● WORK INSTRUCTION
Return the data given below exactly as it appears.
MATERIAL TO PROCESS Start Marker
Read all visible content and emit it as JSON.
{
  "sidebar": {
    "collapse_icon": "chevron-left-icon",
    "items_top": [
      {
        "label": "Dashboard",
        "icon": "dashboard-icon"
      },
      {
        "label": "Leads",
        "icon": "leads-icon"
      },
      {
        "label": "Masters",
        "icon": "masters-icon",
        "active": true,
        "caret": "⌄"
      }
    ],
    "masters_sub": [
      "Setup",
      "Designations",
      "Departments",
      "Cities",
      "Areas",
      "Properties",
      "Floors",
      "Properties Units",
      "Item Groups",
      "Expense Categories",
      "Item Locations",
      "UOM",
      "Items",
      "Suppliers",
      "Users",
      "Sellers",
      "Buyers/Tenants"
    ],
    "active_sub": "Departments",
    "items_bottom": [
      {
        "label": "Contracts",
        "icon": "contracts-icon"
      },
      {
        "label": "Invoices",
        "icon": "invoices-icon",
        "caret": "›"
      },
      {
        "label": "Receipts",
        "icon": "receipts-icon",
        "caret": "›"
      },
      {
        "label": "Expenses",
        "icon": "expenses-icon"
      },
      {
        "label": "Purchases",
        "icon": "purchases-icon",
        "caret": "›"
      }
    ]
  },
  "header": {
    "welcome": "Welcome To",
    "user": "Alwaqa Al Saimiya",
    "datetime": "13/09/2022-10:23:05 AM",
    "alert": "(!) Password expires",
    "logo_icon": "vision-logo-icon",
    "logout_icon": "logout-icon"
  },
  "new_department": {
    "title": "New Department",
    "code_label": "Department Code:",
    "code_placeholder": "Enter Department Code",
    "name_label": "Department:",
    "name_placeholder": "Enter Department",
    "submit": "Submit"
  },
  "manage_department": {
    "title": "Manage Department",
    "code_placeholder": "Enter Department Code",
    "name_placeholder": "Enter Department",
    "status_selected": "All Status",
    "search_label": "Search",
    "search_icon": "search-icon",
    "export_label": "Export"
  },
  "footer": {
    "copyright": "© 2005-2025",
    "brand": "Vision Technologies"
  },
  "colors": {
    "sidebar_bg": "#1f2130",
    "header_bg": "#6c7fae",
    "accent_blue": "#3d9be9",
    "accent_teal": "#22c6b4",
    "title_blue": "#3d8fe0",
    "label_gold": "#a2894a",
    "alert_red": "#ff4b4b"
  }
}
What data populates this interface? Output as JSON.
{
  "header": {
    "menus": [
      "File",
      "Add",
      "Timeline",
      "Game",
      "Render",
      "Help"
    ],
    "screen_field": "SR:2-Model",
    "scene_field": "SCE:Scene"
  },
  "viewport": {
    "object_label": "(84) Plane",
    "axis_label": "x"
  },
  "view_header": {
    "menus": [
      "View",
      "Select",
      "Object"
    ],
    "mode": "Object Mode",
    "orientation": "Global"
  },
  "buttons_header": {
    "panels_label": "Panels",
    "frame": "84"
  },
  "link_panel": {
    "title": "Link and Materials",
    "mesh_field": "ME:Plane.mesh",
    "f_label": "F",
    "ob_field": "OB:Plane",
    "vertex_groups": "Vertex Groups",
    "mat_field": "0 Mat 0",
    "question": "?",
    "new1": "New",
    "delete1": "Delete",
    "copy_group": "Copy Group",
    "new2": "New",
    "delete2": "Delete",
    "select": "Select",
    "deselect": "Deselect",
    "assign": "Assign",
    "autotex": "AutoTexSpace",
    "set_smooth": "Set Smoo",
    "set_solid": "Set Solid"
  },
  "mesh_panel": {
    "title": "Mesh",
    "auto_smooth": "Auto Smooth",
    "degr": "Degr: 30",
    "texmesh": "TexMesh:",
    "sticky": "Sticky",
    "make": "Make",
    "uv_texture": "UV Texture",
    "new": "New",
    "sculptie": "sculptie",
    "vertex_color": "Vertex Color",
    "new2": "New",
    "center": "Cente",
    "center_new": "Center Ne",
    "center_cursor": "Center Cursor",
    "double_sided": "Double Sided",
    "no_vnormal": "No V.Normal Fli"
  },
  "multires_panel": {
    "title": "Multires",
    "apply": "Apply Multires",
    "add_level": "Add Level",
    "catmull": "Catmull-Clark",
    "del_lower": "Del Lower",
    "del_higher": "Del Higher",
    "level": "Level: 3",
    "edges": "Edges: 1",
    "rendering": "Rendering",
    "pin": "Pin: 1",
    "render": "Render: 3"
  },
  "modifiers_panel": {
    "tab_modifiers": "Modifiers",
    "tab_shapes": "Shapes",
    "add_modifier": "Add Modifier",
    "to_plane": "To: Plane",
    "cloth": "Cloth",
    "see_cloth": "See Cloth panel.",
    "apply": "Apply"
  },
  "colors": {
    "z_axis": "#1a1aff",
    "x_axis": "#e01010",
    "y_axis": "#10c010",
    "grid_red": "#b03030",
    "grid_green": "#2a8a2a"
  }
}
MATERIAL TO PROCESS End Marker
● ANSWER SECTION
Read all visible content and emit it as JSON.
{
  "sidebar": {
    "collapse_icon": "chevron-left-icon",
    "items_top": [
      {
        "label": "Dashboard",
        "icon": "dashboard-icon"
      },
      {
        "label": "Leads",
        "icon": "leads-icon"
      },
      {
        "label": "Masters",
        "icon": "masters-icon",
        "active": true,
        "caret": "⌄"
      }
    ],
    "masters_sub": [
      "Setup",
      "Designations",
      "Departments",
      "Cities",
      "Areas",
      "Properties",
      "Floors",
      "Properties Units",
      "Item Groups",
      "Expense Categories",
      "Item Locations",
      "UOM",
      "Items",
      "Suppliers",
      "Users",
      "Sellers",
      "Buyers/Tenants"
    ],
    "active_sub": "Departments",
    "items_bottom": [
      {
        "label": "Contracts",
        "icon": "contracts-icon"
      },
      {
        "label": "Invoices",
        "icon": "invoices-icon",
        "caret": "›"
      },
      {
        "label": "Receipts",
        "icon": "receipts-icon",
        "caret": "›"
      },
      {
        "label": "Expenses",
        "icon": "expenses-icon"
      },
      {
        "label": "Purchases",
        "icon": "purchases-icon",
        "caret": "›"
      }
    ]
  },
  "header": {
    "welcome": "Welcome To",
    "user": "Alwaqa Al Saimiya",
    "datetime": "13/09/2022-10:23:05 AM",
    "alert": "(!) Password expires",
    "logo_icon": "vision-logo-icon",
    "logout_icon": "logout-icon"
  },
  "new_department": {
    "title": "New Department",
    "code_label": "Department Code:",
    "code_placeholder": "Enter Department Code",
    "name_label": "Department:",
    "name_placeholder": "Enter Department",
    "submit": "Submit"
  },
  "manage_department": {
    "title": "Manage Department",
    "code_placeholder": "Enter Department Code",
    "name_placeholder": "Enter Department",
    "status_selected": "All Status",
    "search_label": "Search",
    "search_icon": "search-icon",
    "export_label": "Export"
  },
  "footer": {
    "copyright": "© 2005-2025",
    "brand": "Vision Technologies"
  },
  "colors": {
    "sidebar_bg": "#1f2130",
    "header_bg": "#6c7fae",
    "accent_blue": "#3d9be9",
    "accent_teal": "#22c6b4",
    "title_blue": "#3d8fe0",
    "label_gold": "#a2894a",
    "alert_red": "#ff4b4b"
  }
}
What data populates this interface? Output as JSON.
{
  "header": {
    "menus": [
      "File",
      "Add",
      "Timeline",
      "Game",
      "Render",
      "Help"
    ],
    "screen_field": "SR:2-Model",
    "scene_field": "SCE:Scene"
  },
  "viewport": {
    "object_label": "(84) Plane",
    "axis_label": "x"
  },
  "view_header": {
    "menus": [
      "View",
      "Select",
      "Object"
    ],
    "mode": "Object Mode",
    "orientation": "Global"
  },
  "buttons_header": {
    "panels_label": "Panels",
    "frame": "84"
  },
  "link_panel": {
    "title": "Link and Materials",
    "mesh_field": "ME:Plane.mesh",
    "f_label": "F",
    "ob_field": "OB:Plane",
    "vertex_groups": "Vertex Groups",
    "mat_field": "0 Mat 0",
    "question": "?",
    "new1": "New",
    "delete1": "Delete",
    "copy_group": "Copy Group",
    "new2": "New",
    "delete2": "Delete",
    "select": "Select",
    "deselect": "Deselect",
    "assign": "Assign",
    "autotex": "AutoTexSpace",
    "set_smooth": "Set Smoo",
    "set_solid": "Set Solid"
  },
  "mesh_panel": {
    "title": "Mesh",
    "auto_smooth": "Auto Smooth",
    "degr": "Degr: 30",
    "texmesh": "TexMesh:",
    "sticky": "Sticky",
    "make": "Make",
    "uv_texture": "UV Texture",
    "new": "New",
    "sculptie": "sculptie",
    "vertex_color": "Vertex Color",
    "new2": "New",
    "center": "Cente",
    "center_new": "Center Ne",
    "center_cursor": "Center Cursor",
    "double_sided": "Double Sided",
    "no_vnormal": "No V.Normal Fli"
  },
  "multires_panel": {
    "title": "Multires",
    "apply": "Apply Multires",
    "add_level": "Add Level",
    "catmull": "Catmull-Clark",
    "del_lower": "Del Lower",
    "del_higher": "Del Higher",
    "level": "Level: 3",
    "edges": "Edges: 1",
    "rendering": "Rendering",
    "pin": "Pin: 1",
    "render": "Render: 3"
  },
  "modifiers_panel": {
    "tab_modifiers": "Modifiers",
    "tab_shapes": "Shapes",
    "add_modifier": "Add Modifier",
    "to_plane": "To: Plane",
    "cloth": "Cloth",
    "see_cloth": "See Cloth panel.",
    "apply": "Apply"
  },
  "colors": {
    "z_axis": "#1a1aff",
    "x_axis": "#e01010",
    "y_axis": "#10c010",
    "grid_red": "#b03030",
    "grid_green": "#2a8a2a"
  }
}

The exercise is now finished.